TOKYO: Japan’s Honda Motor said Tuesday it was raising annual forecasts after first-half profits rose over 19 percent on brisk sales of motorcycles in Asia.
Japan’s third largest automaker now expects net profit to reach 675 billion yen ($6 billion) for the fiscal year ending March, down from last year but a still an increase from its forecast last quarter.
It also revised up annual sales to to 15.8 trillion yen.
The company said it was seeing strong growth in the sales of motorbikes in Indonesia, Vietnam and other Asian countries, and touted cost-cutting efforts.
It said net profit in the April-September period was up 19.3 percent to 455.1 billion yen while operating profit jumped 21.7 percent to 513.9 billion yen.
Sales rose 5.0 percent to 7.87 trillion yen.
“Honda enjoyed strong sales of motorcycles… This offset the negative impact of floods in Mexico on its production,” Satoru Takada, an analyst at TIW, a Tokyo-based research and consulting firm, told AFP ahead of the results.
Honda was forced to temporarily halt operations at its largest auto factory in Mexico due to floods in June, and said at the time that it would lose 50 billion yen as a result.
Japanese automakers remain on edge over talk of US tariffs, though immediate action by Washington has been put off for now.

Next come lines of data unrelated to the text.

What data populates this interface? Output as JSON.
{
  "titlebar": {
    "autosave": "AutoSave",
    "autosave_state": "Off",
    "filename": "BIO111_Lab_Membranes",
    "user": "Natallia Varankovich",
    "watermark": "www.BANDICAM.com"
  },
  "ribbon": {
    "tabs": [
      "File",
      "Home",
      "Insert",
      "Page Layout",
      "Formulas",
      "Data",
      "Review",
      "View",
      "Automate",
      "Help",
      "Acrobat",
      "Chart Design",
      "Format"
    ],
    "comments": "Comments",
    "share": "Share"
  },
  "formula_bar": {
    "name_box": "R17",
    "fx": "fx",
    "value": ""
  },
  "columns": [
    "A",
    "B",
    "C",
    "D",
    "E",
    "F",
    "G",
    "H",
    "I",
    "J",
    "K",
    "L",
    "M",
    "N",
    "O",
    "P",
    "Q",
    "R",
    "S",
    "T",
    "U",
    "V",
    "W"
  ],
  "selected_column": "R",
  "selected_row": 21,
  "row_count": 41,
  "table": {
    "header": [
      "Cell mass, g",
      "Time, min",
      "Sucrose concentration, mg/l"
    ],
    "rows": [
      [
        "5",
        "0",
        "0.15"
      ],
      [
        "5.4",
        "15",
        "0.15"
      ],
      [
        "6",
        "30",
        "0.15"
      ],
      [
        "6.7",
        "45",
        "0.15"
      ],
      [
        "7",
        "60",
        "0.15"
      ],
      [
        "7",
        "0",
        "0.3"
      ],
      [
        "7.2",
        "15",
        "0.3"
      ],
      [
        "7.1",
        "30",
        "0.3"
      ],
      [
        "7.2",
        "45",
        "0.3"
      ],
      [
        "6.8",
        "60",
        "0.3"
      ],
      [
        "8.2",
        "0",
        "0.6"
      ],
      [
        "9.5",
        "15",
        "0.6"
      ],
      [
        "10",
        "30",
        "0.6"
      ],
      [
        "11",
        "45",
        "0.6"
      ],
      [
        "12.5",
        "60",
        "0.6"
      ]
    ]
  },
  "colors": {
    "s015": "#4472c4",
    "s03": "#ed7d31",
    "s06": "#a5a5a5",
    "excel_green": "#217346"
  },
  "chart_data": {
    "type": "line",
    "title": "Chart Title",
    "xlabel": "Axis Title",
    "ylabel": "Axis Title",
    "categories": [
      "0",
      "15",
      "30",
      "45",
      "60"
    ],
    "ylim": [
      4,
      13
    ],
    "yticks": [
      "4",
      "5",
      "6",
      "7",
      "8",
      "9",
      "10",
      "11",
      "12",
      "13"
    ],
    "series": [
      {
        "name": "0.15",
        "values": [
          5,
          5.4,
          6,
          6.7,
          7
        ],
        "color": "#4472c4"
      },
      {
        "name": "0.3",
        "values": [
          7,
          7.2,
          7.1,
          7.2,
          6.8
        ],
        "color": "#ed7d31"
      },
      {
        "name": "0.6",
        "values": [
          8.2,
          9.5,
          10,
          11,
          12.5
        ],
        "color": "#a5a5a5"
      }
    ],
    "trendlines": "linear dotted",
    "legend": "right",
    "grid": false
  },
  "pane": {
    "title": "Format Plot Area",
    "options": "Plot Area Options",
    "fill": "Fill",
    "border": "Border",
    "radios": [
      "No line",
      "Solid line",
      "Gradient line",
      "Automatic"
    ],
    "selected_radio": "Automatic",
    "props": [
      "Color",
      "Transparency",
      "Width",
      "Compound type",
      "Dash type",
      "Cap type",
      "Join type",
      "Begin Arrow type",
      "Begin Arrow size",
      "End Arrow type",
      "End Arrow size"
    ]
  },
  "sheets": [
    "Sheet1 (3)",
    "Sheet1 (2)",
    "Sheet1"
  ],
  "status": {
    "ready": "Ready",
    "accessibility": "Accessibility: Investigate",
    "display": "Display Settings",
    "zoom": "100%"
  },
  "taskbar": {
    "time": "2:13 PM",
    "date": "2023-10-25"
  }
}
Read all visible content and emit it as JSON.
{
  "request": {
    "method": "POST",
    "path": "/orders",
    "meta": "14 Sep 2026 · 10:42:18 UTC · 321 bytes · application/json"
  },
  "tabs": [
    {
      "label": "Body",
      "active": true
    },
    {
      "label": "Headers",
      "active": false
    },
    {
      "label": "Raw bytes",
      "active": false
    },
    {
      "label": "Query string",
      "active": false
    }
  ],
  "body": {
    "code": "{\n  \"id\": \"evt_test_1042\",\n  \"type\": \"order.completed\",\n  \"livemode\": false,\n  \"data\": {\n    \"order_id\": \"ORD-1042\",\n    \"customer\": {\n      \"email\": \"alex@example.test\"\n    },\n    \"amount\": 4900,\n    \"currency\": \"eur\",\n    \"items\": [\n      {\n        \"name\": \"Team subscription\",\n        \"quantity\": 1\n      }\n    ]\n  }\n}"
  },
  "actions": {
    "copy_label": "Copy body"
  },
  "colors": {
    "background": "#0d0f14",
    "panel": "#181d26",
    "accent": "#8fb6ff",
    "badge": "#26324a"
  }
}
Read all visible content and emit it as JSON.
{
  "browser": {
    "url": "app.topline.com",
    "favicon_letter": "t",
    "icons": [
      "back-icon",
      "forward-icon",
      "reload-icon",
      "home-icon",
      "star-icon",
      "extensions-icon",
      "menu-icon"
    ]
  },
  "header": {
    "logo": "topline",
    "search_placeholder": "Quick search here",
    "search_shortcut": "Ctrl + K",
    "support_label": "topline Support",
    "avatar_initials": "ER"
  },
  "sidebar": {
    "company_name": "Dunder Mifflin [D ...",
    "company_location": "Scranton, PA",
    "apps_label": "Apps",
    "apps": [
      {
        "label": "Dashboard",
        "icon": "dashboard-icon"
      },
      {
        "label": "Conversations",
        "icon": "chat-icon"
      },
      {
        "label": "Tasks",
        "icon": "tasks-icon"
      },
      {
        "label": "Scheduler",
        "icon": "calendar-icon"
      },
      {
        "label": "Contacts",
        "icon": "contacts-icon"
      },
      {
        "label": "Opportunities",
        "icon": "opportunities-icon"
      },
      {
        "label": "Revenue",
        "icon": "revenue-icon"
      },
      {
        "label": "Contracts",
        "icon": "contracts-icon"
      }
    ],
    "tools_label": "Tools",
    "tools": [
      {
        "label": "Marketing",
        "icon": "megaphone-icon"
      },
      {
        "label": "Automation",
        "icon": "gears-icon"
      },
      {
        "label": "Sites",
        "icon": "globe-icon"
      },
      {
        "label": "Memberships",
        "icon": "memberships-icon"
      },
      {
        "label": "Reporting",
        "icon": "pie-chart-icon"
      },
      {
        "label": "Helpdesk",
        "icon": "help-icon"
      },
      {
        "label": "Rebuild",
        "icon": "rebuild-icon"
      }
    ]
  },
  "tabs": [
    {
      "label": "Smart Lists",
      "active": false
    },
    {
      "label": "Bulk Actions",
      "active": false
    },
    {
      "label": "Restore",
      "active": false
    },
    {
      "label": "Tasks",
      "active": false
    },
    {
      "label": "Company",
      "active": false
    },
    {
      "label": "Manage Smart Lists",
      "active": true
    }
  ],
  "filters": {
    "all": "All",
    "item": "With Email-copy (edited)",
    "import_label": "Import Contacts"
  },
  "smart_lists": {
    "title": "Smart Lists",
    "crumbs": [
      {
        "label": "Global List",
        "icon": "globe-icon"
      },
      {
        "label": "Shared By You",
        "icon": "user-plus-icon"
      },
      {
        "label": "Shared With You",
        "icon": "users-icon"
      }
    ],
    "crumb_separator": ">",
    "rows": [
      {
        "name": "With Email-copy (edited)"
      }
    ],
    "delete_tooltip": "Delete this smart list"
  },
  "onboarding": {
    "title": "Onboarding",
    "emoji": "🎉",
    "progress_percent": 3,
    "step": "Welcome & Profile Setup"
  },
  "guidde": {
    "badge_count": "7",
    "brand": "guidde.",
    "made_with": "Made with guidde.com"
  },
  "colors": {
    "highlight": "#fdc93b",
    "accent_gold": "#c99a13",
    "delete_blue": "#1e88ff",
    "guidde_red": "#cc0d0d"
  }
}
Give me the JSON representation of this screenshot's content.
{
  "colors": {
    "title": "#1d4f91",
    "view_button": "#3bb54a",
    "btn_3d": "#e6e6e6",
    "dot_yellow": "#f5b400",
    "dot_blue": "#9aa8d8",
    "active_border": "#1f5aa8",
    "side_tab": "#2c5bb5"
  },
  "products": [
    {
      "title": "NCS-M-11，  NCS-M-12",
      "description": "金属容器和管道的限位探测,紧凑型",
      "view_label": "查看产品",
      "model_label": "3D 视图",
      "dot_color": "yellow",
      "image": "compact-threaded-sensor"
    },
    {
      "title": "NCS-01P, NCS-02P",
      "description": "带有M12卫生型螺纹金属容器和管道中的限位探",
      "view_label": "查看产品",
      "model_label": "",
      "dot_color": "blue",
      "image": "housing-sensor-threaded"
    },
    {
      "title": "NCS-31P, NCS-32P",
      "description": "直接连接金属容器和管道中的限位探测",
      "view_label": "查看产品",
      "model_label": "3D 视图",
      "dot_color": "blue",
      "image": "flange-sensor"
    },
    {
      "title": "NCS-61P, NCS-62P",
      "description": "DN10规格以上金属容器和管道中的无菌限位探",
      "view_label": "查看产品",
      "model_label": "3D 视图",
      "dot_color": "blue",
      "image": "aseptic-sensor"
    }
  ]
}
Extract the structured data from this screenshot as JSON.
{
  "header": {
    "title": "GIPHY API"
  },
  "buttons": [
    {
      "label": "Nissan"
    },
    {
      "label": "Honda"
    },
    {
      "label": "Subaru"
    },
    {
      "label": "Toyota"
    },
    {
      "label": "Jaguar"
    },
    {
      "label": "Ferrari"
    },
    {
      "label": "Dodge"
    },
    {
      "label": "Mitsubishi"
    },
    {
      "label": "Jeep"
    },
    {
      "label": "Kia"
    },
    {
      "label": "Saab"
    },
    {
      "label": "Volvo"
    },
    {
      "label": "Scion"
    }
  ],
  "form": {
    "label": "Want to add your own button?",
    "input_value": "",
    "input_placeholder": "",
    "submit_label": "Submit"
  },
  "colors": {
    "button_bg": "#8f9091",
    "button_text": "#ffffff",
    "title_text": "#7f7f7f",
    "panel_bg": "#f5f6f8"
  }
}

“Japanese carmakers are also bracing for the impact of US trade disputes with other major economies,” Takada said. —AFP